== DATA FOR THIS TASK ==

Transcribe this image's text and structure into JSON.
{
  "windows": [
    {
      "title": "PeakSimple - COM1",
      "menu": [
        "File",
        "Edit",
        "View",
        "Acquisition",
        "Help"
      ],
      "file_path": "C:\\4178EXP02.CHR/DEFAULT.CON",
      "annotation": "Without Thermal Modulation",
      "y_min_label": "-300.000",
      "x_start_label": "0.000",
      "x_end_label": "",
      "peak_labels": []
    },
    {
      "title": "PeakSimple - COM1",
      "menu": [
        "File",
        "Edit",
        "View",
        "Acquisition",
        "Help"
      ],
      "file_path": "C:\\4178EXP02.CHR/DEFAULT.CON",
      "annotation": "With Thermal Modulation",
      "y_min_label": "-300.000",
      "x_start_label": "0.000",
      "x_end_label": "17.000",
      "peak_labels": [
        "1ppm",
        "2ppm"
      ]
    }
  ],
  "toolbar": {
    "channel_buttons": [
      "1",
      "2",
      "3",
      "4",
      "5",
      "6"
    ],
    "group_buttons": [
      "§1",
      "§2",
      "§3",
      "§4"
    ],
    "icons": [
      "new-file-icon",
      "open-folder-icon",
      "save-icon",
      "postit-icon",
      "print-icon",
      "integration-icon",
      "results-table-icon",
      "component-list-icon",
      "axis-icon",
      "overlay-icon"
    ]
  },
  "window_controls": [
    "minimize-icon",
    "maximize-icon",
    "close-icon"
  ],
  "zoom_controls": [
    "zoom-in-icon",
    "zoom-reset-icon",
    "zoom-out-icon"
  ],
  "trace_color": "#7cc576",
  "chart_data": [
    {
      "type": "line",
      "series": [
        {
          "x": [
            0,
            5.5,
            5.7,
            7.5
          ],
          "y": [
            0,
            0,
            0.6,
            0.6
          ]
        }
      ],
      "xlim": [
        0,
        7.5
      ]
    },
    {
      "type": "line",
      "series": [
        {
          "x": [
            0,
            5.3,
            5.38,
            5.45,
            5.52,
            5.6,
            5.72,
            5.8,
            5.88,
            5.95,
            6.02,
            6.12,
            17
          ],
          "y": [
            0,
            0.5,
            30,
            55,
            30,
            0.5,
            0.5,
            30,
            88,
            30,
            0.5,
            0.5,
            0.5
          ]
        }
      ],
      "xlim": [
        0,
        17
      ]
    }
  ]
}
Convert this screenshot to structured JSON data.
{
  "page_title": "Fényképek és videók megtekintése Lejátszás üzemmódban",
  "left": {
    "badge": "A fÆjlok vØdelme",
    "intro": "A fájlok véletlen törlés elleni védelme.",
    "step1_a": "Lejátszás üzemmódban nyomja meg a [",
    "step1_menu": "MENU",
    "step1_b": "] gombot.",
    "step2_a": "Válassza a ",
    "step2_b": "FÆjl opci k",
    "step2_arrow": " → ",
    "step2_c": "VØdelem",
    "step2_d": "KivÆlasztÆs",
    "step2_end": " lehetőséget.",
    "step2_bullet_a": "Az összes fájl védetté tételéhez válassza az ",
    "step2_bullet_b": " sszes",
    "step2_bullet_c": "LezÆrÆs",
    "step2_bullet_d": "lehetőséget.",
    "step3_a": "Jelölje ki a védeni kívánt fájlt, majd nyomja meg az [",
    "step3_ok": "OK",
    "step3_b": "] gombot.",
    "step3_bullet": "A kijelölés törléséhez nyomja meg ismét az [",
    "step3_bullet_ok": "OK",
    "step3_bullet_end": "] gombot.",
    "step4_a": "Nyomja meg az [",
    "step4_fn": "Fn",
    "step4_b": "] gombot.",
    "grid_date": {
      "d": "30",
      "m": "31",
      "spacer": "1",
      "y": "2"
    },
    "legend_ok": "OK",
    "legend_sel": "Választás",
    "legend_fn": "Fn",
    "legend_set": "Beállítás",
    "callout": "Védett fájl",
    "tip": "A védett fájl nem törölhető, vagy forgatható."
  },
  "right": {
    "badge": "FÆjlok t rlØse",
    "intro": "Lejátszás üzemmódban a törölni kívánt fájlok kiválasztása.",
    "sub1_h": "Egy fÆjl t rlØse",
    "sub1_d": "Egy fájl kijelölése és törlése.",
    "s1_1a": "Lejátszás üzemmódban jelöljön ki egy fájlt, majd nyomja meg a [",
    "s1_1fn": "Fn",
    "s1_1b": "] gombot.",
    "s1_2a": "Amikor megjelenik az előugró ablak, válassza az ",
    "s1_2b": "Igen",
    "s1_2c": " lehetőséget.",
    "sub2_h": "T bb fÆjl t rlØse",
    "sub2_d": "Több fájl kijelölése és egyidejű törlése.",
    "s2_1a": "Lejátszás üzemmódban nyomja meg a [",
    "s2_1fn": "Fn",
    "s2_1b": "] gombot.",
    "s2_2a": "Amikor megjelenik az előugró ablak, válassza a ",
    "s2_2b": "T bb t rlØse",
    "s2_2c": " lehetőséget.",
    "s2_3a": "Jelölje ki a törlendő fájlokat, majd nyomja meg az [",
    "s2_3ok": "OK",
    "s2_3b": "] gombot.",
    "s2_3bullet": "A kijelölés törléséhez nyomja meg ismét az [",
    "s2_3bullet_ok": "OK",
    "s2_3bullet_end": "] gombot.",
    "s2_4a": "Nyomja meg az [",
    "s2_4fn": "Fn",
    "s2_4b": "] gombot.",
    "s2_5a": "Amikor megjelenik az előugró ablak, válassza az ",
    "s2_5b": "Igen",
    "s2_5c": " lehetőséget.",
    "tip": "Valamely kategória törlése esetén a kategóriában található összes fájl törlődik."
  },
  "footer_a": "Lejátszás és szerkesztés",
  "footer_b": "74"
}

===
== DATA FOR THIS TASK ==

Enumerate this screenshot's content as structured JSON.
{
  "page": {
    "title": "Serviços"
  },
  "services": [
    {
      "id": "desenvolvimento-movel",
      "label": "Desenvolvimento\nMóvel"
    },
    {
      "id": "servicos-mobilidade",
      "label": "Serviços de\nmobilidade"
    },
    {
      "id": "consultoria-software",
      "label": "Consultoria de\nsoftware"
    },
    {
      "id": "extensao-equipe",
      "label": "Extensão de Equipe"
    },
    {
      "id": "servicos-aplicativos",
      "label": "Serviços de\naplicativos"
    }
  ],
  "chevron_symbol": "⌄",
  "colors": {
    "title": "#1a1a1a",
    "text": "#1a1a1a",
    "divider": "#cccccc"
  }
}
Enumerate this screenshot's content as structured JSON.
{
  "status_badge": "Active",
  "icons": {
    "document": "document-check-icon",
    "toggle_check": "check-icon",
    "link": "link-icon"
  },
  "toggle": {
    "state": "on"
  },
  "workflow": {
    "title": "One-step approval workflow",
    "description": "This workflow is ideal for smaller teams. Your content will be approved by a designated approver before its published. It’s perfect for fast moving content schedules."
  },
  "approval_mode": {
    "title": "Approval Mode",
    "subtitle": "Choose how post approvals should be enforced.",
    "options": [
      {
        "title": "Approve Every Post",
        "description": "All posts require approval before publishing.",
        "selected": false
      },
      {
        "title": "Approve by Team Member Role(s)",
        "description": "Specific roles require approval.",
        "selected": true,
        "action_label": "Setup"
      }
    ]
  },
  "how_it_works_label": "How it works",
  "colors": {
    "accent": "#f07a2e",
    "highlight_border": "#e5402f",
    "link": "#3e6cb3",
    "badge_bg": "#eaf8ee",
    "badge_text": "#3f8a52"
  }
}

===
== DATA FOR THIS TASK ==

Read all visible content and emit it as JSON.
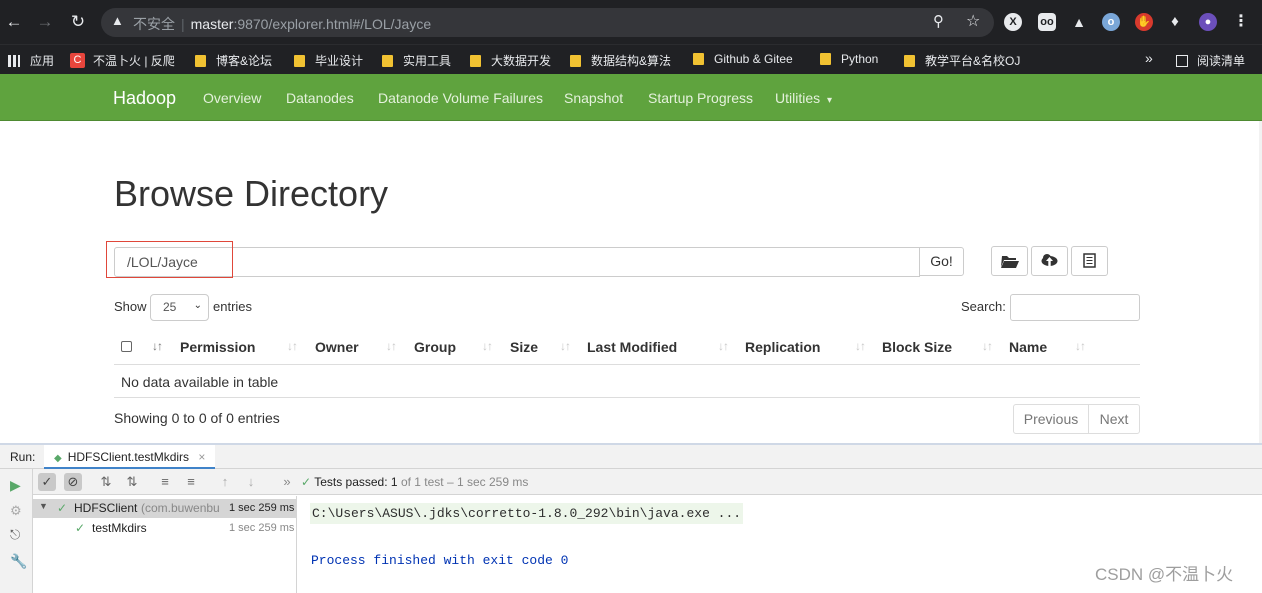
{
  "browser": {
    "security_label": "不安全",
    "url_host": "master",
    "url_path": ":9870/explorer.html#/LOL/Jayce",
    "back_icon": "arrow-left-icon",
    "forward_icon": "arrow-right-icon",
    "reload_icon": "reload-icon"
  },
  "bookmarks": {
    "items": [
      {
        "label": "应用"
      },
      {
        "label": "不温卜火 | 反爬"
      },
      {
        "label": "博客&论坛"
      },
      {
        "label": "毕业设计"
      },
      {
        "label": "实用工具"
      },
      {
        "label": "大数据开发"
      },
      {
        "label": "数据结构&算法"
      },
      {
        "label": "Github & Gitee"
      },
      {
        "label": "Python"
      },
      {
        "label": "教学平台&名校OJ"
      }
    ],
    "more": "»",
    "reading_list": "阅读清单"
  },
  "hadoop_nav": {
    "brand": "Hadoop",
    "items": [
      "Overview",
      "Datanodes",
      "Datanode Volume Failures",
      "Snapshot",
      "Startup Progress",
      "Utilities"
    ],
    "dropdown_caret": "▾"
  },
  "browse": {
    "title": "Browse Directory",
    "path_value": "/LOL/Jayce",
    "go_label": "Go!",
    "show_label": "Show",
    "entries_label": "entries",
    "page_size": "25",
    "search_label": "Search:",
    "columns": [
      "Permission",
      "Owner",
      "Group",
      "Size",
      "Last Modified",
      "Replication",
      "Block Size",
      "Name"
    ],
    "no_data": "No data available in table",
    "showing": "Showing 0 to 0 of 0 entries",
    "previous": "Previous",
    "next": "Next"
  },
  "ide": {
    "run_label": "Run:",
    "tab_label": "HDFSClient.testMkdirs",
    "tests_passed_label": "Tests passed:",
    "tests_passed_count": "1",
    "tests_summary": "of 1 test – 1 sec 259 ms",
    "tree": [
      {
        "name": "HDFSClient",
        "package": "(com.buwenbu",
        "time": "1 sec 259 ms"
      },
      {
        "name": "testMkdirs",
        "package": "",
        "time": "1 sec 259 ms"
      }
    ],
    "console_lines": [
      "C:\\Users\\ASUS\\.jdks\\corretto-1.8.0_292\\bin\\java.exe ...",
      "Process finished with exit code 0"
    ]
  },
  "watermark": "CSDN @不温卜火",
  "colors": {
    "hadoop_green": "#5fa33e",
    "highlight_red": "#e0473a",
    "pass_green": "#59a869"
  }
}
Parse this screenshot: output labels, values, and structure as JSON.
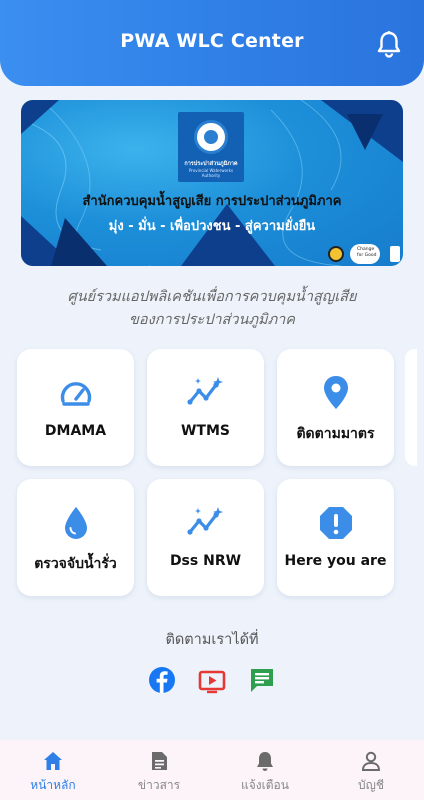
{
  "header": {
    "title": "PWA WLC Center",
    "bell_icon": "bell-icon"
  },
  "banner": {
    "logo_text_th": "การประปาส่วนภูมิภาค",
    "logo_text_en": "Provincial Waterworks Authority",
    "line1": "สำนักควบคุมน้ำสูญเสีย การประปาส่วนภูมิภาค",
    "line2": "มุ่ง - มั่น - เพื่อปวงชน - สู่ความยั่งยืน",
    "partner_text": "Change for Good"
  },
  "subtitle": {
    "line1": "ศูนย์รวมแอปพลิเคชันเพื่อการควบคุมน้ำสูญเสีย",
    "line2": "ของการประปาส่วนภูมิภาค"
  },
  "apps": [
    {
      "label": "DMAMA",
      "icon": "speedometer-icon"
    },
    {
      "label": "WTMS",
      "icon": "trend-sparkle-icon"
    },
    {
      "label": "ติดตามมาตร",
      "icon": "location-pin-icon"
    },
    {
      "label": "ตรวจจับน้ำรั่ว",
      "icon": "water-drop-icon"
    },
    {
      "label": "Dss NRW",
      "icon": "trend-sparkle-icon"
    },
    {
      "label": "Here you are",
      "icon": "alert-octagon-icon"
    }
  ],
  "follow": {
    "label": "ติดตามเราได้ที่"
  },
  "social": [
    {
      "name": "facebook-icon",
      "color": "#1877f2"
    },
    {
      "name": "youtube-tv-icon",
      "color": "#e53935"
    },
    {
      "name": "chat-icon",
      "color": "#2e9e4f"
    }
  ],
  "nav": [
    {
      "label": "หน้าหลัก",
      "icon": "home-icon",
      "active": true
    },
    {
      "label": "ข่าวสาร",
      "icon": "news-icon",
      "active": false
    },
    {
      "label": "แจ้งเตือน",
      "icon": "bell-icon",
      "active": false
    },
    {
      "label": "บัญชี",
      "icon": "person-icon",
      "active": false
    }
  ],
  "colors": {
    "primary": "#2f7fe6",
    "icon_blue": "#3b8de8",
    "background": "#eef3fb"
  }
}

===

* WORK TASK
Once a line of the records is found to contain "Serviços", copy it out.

* YOUR RESPONSE
    "title": "Serviços"
      "label": "Serviços de\nmobilidade"
      "label": "Serviços de\naplicativos"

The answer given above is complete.